> **What this task involves**: If a line in the following entries contains the string "Generated", it counts toward the total; report only that total.

> **Dataset entries**:

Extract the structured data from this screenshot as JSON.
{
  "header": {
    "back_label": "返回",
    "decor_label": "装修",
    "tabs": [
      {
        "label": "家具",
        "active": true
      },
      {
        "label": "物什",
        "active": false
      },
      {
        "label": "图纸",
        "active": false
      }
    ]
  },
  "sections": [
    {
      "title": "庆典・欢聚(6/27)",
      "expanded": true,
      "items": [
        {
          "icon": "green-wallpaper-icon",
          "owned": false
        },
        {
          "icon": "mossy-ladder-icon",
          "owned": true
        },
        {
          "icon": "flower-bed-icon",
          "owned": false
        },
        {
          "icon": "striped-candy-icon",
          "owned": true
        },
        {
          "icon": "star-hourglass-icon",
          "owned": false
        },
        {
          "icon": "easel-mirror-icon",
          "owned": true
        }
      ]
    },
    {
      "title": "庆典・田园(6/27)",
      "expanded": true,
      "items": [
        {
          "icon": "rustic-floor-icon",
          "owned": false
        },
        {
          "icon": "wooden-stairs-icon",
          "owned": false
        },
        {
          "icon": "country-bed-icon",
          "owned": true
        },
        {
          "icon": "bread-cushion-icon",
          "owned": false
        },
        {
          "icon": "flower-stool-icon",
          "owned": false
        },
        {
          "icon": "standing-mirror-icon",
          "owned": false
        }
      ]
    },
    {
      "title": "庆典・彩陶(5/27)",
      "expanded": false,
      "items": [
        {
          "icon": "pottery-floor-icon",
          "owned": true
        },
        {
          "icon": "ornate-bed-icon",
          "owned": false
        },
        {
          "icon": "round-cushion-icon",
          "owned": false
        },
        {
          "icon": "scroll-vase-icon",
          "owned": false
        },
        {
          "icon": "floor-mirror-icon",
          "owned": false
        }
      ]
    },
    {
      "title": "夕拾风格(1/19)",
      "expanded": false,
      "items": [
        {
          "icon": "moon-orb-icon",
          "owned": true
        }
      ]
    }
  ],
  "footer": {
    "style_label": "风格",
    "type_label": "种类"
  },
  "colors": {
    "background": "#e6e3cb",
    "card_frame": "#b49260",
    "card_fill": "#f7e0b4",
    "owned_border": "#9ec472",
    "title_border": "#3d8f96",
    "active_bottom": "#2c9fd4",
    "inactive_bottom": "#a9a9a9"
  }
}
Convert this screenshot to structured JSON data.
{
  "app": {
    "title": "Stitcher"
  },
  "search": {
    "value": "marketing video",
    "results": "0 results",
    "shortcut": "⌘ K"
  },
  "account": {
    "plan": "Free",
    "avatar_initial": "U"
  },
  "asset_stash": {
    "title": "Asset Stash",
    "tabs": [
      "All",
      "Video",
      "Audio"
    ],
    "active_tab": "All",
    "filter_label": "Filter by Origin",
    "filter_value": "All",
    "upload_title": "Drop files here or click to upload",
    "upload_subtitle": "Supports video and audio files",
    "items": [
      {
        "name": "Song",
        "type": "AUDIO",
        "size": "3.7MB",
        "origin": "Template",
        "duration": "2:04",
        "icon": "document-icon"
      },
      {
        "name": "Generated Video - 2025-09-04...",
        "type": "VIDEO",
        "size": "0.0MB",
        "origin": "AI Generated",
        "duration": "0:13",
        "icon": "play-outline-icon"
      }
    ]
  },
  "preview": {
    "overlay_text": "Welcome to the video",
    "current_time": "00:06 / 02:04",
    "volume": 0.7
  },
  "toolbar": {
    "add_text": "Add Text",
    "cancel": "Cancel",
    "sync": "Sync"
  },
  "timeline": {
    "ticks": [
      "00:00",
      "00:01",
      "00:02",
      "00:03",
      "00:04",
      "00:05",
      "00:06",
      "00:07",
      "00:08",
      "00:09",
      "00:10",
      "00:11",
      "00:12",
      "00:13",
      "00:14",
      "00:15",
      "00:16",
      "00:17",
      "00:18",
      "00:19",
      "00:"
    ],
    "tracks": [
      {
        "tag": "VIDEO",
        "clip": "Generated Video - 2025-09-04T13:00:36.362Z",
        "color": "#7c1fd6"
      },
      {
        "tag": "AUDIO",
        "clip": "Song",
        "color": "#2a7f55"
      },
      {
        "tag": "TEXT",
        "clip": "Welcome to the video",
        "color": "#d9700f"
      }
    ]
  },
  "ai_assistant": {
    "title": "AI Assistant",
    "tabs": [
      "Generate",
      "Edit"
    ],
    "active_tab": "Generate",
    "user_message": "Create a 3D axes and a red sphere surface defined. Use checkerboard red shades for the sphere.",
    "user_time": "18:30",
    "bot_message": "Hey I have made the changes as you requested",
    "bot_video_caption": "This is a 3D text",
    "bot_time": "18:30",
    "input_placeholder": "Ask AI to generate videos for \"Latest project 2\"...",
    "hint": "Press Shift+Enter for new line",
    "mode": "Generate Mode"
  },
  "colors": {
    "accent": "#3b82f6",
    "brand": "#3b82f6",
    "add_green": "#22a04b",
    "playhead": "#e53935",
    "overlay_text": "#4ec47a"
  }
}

> **Answer space**: 3